If we read 1 Peter's message to immigrants, exiles, and foreigners only as a metaphor, we risk missing the point.
This pledge, which draws on one used by Mahatma Gandhi's independence campaign in India, was used in the U.S. civil rights movement in the 1950s and '60s.
Today many people identify as "spiritual but not religious." Before it was trendy, Oswald Chambers, the man behind My Utmost for His Highest, did too.
Anti-labor laws undermine unions in the Midwest. Will faith communities rise to the challenge?
Abortion rates have dropped, and many people of faith are very interested in the reasons why.
It's more human to deny the evidence, attack the messengers, and try to delay any response.
Restless Fires: Young John Muir's Thousand-Mile Walk to the Gulf in 1867-68. Mercer University Press.
Faith, Doubt, and Other Lines I've Crossed: Walking with the Unknown God. Jericho Books.
The Cry of Tamar: Violence Against Women and the Church's Response. Fortress Press.
Frank Mugisha, executive director of Sexual Minorities Uganda
We shouldn't really expect the Oscars to grasp the point of history, though this year the films nominated for Best Picture are a fascinating snapshot of what ails—and could heal—us.
Thank you for the January 2013 issue's strong emphasis on abolishing the death penalty ("Who Would Jesus Execute?" interview of Richard Viguerie by Jim Wallis;
Hemorrhaging from the concertina / crown, brass knuckles, scourging, cigarette burns, / lurching the last meter of Golgotha
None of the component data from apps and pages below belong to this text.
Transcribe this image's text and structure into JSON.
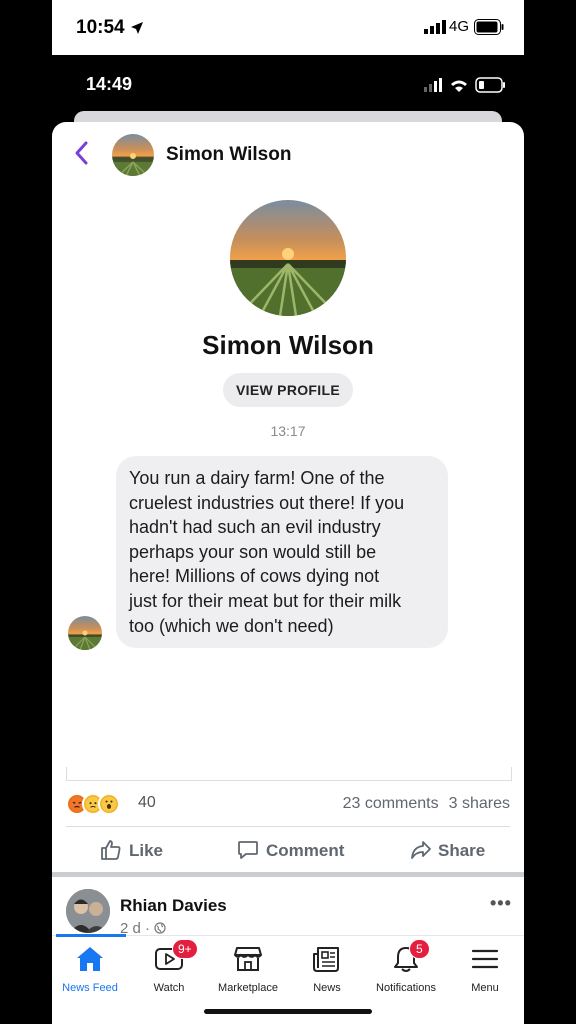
{
  "outer_status": {
    "time": "10:54",
    "network": "4G"
  },
  "inner_status": {
    "time": "14:49"
  },
  "messenger": {
    "header_name": "Simon Wilson",
    "profile_name": "Simon Wilson",
    "view_profile_label": "VIEW PROFILE",
    "timestamp": "13:17",
    "message_lines": [
      "You run a dairy farm! One of the",
      "cruelest industries out there! If you",
      "hadn't had such an evil industry",
      "perhaps your son would still be",
      "here! Millions of cows dying not",
      "just for their meat but for their milk",
      "too (which we don't need)"
    ]
  },
  "post_footer": {
    "reactions": [
      "angry-icon",
      "sad-icon",
      "wow-icon"
    ],
    "reaction_count": "40",
    "comments": "23 comments",
    "shares": "3 shares",
    "actions": {
      "like": "Like",
      "comment": "Comment",
      "share": "Share"
    }
  },
  "next_post": {
    "author": "Rhian Davies",
    "meta": "2 d ·"
  },
  "tabbar": {
    "items": [
      {
        "label": "News Feed",
        "icon": "home-icon",
        "active": true
      },
      {
        "label": "Watch",
        "icon": "watch-icon",
        "badge": "9+"
      },
      {
        "label": "Marketplace",
        "icon": "marketplace-icon"
      },
      {
        "label": "News",
        "icon": "news-icon"
      },
      {
        "label": "Notifications",
        "icon": "bell-icon",
        "badge": "5"
      },
      {
        "label": "Menu",
        "icon": "menu-icon"
      }
    ]
  },
  "colors": {
    "accent": "#1877f2",
    "badge": "#e41e3f",
    "back_arrow": "#7b3fd6"
  }
}
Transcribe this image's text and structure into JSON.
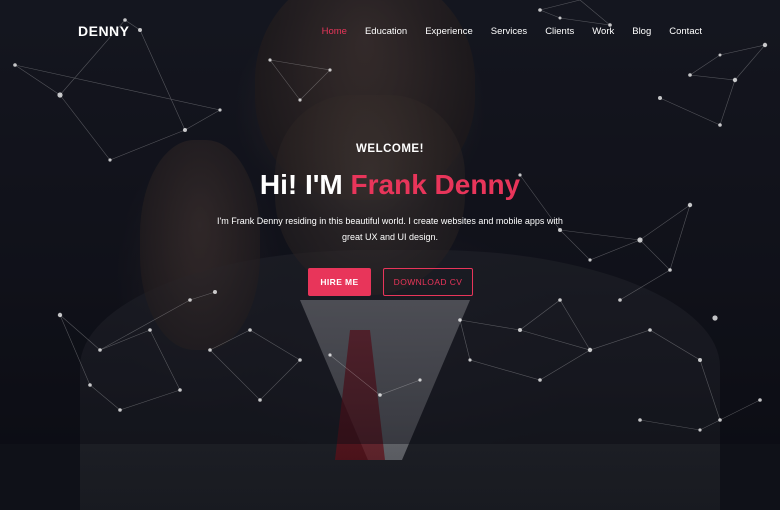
{
  "brand": {
    "logo": "DENNY"
  },
  "nav": {
    "items": [
      {
        "label": "Home",
        "active": true
      },
      {
        "label": "Education",
        "active": false
      },
      {
        "label": "Experience",
        "active": false
      },
      {
        "label": "Services",
        "active": false
      },
      {
        "label": "Clients",
        "active": false
      },
      {
        "label": "Work",
        "active": false
      },
      {
        "label": "Blog",
        "active": false
      },
      {
        "label": "Contact",
        "active": false
      }
    ]
  },
  "hero": {
    "welcome": "WELCOME!",
    "title_prefix": "Hi! I'M ",
    "title_name": "Frank Denny",
    "description": "I'm Frank Denny residing in this beautiful world. I create websites and mobile apps with great UX and UI design.",
    "hire_label": "HIRE ME",
    "cv_label": "DOWNLOAD CV"
  },
  "colors": {
    "accent": "#e8355a",
    "text": "#ffffff",
    "background": "#0f1118"
  }
}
I was struck by not only the wisdom but also the timeliness of Rev. James E. Atwood's "9mm Golden Calves" (January 2013). Americans are still reeling from the horror of the Newtown, Connecticut, school shootings.
Modern passages from Oswald Chambers' classic devotional reader My Utmost for His Highest.